** DATA FOR THIS TASK follows **

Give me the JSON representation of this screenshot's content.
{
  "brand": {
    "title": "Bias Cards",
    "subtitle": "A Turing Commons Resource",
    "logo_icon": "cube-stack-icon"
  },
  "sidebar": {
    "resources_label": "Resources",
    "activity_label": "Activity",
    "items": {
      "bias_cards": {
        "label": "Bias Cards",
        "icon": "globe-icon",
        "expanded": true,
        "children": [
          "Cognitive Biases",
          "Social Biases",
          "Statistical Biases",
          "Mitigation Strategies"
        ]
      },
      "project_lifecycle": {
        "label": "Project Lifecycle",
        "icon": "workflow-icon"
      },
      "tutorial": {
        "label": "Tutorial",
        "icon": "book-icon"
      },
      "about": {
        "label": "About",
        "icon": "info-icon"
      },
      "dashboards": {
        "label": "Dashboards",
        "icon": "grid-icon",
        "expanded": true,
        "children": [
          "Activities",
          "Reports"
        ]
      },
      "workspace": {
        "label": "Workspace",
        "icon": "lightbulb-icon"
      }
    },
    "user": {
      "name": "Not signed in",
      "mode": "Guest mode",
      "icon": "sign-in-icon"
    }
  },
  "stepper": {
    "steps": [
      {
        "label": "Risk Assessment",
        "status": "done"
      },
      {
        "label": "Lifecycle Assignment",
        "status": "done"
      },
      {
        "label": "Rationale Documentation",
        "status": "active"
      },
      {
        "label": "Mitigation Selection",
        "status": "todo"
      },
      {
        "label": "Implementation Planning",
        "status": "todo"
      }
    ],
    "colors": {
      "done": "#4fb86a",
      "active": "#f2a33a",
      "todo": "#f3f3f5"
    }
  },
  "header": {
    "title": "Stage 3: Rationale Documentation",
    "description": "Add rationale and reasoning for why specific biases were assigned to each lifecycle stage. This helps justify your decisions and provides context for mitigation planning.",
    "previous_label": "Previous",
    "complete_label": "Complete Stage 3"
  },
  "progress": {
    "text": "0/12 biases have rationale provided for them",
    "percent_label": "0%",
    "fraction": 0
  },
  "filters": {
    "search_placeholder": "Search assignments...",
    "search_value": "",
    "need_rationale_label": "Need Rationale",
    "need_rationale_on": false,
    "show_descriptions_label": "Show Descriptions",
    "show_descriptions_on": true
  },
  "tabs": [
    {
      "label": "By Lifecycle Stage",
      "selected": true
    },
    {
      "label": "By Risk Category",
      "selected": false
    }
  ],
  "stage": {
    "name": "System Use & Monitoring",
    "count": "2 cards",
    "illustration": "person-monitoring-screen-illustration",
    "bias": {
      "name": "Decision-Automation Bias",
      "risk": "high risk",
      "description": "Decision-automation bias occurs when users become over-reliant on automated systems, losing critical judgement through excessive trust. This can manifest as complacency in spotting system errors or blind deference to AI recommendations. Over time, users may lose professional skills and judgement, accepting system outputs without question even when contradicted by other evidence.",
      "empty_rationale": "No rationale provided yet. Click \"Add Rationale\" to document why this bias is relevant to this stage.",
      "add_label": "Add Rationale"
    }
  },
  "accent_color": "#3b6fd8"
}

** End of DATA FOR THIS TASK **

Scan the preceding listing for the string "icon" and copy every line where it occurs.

    "logo_icon": "cube-stack-icon"
        "icon": "globe-icon",
        "icon": "workflow-icon"
        "icon": "book-icon"
        "icon": "info-icon"
        "icon": "grid-icon",
        "icon": "lightbulb-icon"
      "icon": "sign-in-icon"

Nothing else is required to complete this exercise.